6 EARLY SETTLERS OF
farmers and mechanics. "Their several businesses" assigned by their employers, were to fell the trees, till the soil, fish, hunt and mine. Incessant labor in these occupations failed to support them ; and the proprietors were obliged to sink their fortunes in the abyss of debt which these plantations opened. John Mason, who was a man of mark, and would have been distinguished in any age. was financially ruined; but like Phaeton, guiding the chariot of the sun, he fell from great undertakings. Instead of securing coronets and mitres for his pos- terity he died the victim of disappointed
"No son of his succeeding."

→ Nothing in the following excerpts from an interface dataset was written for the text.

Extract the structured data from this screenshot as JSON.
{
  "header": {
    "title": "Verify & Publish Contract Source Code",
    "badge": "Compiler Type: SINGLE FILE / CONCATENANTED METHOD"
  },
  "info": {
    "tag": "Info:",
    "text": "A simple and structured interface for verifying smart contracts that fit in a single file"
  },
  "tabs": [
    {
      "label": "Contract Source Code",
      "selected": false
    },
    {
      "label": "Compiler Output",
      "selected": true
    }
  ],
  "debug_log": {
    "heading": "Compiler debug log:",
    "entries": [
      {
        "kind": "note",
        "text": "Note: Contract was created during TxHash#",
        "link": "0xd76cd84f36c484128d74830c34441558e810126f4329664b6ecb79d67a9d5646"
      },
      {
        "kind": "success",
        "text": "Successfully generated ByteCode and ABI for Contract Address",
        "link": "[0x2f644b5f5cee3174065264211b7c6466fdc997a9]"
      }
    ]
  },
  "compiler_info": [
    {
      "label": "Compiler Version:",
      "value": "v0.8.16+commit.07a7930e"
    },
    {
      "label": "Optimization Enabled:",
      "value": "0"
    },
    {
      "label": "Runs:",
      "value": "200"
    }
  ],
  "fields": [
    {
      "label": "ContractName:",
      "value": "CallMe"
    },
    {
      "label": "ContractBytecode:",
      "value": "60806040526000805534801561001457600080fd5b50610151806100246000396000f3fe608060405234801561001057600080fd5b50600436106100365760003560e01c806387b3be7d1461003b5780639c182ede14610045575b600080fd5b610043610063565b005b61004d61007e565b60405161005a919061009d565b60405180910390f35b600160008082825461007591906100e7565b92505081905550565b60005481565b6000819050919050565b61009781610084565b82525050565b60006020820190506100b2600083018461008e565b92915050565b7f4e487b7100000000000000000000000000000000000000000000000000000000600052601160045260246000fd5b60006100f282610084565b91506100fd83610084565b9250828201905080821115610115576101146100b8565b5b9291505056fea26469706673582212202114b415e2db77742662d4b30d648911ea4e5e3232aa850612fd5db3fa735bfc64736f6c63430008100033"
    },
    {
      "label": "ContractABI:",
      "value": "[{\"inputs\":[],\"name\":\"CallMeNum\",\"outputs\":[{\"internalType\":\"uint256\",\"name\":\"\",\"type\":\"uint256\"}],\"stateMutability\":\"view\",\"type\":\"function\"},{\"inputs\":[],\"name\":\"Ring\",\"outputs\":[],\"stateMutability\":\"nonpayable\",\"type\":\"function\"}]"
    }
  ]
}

The men he hired to plant his colony had not sufficient education, religion nor integrity to make them true to their trust. That they were illiterate, appears from the fact that many of them could not write their names. So little is said of their religion that, it may be presumed they had none to speak of. They did not attempt to gather a church, at Dover, till 1638'. Then, they were broken up by quarrels, and some of their early clergy- men were fitter for the penitentiary than the pulpit. At Portsmouth, no provision was made for preaching till 1640, when a Glebe of fifty acres was granted for the support of an Episcopal chapel; and Richard Gibson was the first incumbent. The first Congregational church was formed much later. The founders of Exeter and Hampton were led by clergy- men, and churches sprang up with the towns themselves. That the servants of Mr. Mason were dishonest appears from the fact that, after his death, they plun- dered his estate, drove away his cattle that he had imported at great expense, and sold them in Boston for twenty-five pounds sterling a head, and appropriated his goods. There was no local govern- ment sufficiently powerful to punish great crimes ; while the proprietor ruled through agents, factors and superintend-

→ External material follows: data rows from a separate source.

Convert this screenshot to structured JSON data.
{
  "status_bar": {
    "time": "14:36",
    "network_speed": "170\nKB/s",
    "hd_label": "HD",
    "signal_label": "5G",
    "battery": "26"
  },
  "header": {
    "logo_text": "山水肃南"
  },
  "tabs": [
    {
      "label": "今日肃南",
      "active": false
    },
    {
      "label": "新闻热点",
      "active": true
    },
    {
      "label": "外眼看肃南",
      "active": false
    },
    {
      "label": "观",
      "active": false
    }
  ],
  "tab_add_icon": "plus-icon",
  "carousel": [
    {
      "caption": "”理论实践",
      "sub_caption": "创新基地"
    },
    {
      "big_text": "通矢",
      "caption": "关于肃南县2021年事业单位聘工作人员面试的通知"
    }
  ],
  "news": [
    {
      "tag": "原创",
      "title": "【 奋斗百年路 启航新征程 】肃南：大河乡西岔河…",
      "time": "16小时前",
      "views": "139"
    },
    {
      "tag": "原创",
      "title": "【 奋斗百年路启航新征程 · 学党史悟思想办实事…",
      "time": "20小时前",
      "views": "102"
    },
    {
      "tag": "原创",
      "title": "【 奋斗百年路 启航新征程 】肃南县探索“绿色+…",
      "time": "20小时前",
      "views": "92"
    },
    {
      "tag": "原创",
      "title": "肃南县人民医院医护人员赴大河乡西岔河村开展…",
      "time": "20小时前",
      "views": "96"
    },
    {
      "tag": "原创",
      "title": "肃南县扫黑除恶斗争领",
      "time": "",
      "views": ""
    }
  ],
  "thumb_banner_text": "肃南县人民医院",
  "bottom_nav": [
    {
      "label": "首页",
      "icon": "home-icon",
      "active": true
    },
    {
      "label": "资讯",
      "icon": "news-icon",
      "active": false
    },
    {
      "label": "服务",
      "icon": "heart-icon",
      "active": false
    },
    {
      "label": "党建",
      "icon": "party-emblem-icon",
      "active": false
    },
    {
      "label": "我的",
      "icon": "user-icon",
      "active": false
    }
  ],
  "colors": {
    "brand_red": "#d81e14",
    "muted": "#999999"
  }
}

ents, there was little restraint over ser- vants but the personal influence of the so called governors. The laborers were the " hired men" of the proprietor who lived three thousand miles away. They were neither masters of their time, their labor, nor of its rewards. If the value of plantations and mills was enhanced, the profit was not for them. They neither owned the premises where they worked, nor shared the gains nor losses that resulted from their labors. When they became free-holders, and made com- pacts or "combinations" for the better government of the plantations, and the more certain punishment of crimes, the stimulus of property, liberty and suffrage elevated the laborers, and fitted them to do, dare and suffer more than any other New England Colony. The people of Portsmouth formed a political compact as early as 1633, but it gained from the crown no authority to make laws or pun- ish offenders. Dr. Belknap says, that, till 1640, the people of Dover and Ports- mouth had no power of government del- egated from the King. At that time, they formed themselves into a body politic as the people of Exeter had done the year before. The next year, 1641, all the four plantations formed a union with Massa- chusetts, and voluntarily submitted to her jurisdiction. They were allowed peculiar privileges, for in 1642, the fol- lowing decree was passed by the General Court of Massachusetts : "It is ordered that all the present inhabitants of Piscat- aquack, who formerly were free there, shall have liberty of freemen in their several towns to manage all their town affairs, and each town [shall] send a deputy to the General Court, though they be not church members.' From this date the laws, usages and customs of the larger colony became the inheritance of the smaller ; and the union which con- tinued for thirty-nine years, was " a con- summation devoutly to be wished," by both the high contracting parties.